What number of lines in the records below hold the word "order"? Give that number alone.

# # # #

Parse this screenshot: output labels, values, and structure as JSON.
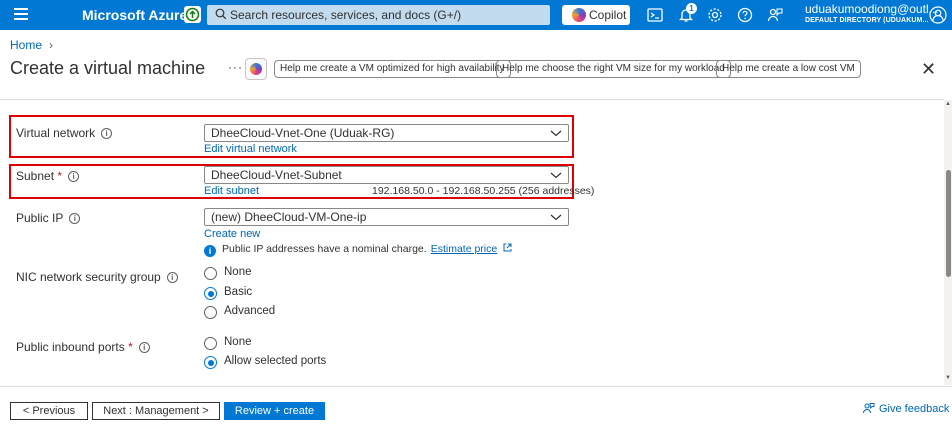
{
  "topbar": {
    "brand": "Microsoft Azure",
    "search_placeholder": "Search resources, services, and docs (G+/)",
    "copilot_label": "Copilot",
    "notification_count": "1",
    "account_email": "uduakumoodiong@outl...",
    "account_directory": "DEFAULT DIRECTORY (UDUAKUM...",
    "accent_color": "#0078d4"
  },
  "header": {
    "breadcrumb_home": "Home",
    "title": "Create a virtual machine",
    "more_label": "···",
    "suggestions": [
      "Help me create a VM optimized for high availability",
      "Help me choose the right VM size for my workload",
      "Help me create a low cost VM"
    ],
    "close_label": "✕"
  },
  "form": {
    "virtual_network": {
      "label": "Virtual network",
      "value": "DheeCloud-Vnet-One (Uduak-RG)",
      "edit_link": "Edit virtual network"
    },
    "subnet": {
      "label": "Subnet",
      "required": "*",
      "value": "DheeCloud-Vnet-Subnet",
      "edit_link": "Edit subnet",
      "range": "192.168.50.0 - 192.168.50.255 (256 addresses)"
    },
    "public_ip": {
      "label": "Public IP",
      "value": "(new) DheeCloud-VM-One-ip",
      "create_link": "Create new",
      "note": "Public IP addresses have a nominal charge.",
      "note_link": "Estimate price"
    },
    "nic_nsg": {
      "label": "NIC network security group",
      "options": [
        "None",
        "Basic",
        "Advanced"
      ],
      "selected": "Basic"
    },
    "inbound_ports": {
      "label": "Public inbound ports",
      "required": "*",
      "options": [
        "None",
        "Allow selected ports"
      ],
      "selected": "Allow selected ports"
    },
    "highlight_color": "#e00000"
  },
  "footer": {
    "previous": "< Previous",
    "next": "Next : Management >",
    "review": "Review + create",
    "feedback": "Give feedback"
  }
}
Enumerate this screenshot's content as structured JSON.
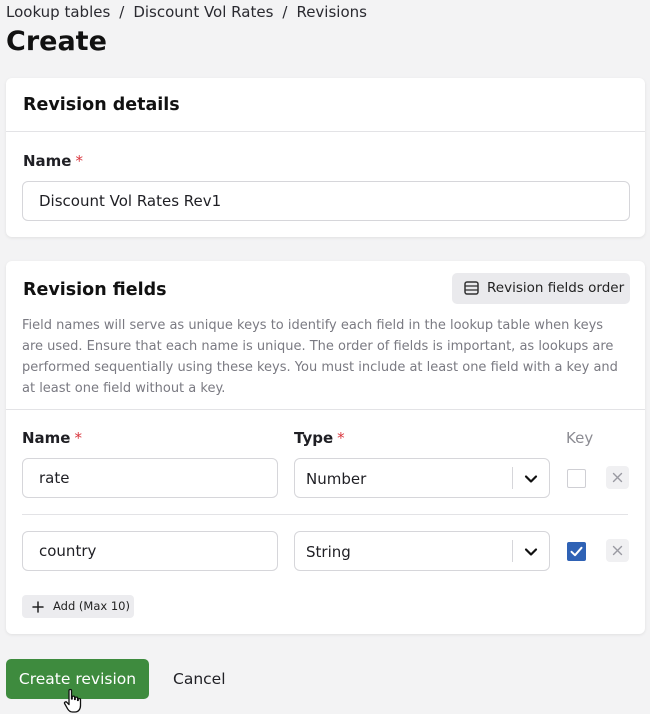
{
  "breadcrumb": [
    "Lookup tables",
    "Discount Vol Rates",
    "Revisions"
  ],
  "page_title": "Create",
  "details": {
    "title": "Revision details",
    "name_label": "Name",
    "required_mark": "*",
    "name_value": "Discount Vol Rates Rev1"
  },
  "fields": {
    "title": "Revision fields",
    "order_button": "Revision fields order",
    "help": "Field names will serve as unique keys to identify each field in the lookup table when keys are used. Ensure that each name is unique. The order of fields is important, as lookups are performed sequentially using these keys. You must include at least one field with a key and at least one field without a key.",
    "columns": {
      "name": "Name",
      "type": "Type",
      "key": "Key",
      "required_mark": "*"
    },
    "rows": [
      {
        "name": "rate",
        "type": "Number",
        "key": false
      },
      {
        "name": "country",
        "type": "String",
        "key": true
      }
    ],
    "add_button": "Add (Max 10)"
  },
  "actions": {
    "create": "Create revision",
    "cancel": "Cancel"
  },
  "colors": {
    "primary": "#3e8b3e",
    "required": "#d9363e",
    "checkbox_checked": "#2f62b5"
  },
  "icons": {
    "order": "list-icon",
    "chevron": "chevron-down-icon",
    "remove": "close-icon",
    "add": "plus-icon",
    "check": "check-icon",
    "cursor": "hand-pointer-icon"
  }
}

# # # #

** Written solution **
3